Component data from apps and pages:
....

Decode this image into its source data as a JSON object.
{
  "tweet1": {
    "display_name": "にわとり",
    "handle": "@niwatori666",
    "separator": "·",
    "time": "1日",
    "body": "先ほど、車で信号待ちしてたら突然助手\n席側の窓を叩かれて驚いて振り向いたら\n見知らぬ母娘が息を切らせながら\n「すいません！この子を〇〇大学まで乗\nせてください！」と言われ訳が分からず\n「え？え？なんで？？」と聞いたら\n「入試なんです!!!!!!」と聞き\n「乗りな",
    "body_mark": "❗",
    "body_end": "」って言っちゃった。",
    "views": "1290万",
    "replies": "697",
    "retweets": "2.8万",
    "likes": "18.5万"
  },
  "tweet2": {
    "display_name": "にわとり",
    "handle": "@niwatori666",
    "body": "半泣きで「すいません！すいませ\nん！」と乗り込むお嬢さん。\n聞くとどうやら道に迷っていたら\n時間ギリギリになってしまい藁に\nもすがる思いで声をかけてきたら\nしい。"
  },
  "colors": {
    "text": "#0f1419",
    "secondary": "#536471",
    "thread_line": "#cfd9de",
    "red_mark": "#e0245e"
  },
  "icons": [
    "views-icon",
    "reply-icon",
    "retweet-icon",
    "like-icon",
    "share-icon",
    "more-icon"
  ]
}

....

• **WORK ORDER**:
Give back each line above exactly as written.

• **RESPONSE FOR THIS EXERCISE**:
Decode this image into its source data as a JSON object.
{
  "tweet1": {
    "display_name": "にわとり",
    "handle": "@niwatori666",
    "separator": "·",
    "time": "1日",
    "body": "先ほど、車で信号待ちしてたら突然助手\n席側の窓を叩かれて驚いて振り向いたら\n見知らぬ母娘が息を切らせながら\n「すいません！この子を〇〇大学まで乗\nせてください！」と言われ訳が分からず\n「え？え？なんで？？」と聞いたら\n「入試なんです!!!!!!」と聞き\n「乗りな",
    "body_mark": "❗",
    "body_end": "」って言っちゃった。",
    "views": "1290万",
    "replies": "697",
    "retweets": "2.8万",
    "likes": "18.5万"
  },
  "tweet2": {
    "display_name": "にわとり",
    "handle": "@niwatori666",
    "body": "半泣きで「すいません！すいませ\nん！」と乗り込むお嬢さん。\n聞くとどうやら道に迷っていたら\n時間ギリギリになってしまい藁に\nもすがる思いで声をかけてきたら\nしい。"
  },
  "colors": {
    "text": "#0f1419",
    "secondary": "#536471",
    "thread_line": "#cfd9de",
    "red_mark": "#e0245e"
  },
  "icons": [
    "views-icon",
    "reply-icon",
    "retweet-icon",
    "like-icon",
    "share-icon",
    "more-icon"
  ]
}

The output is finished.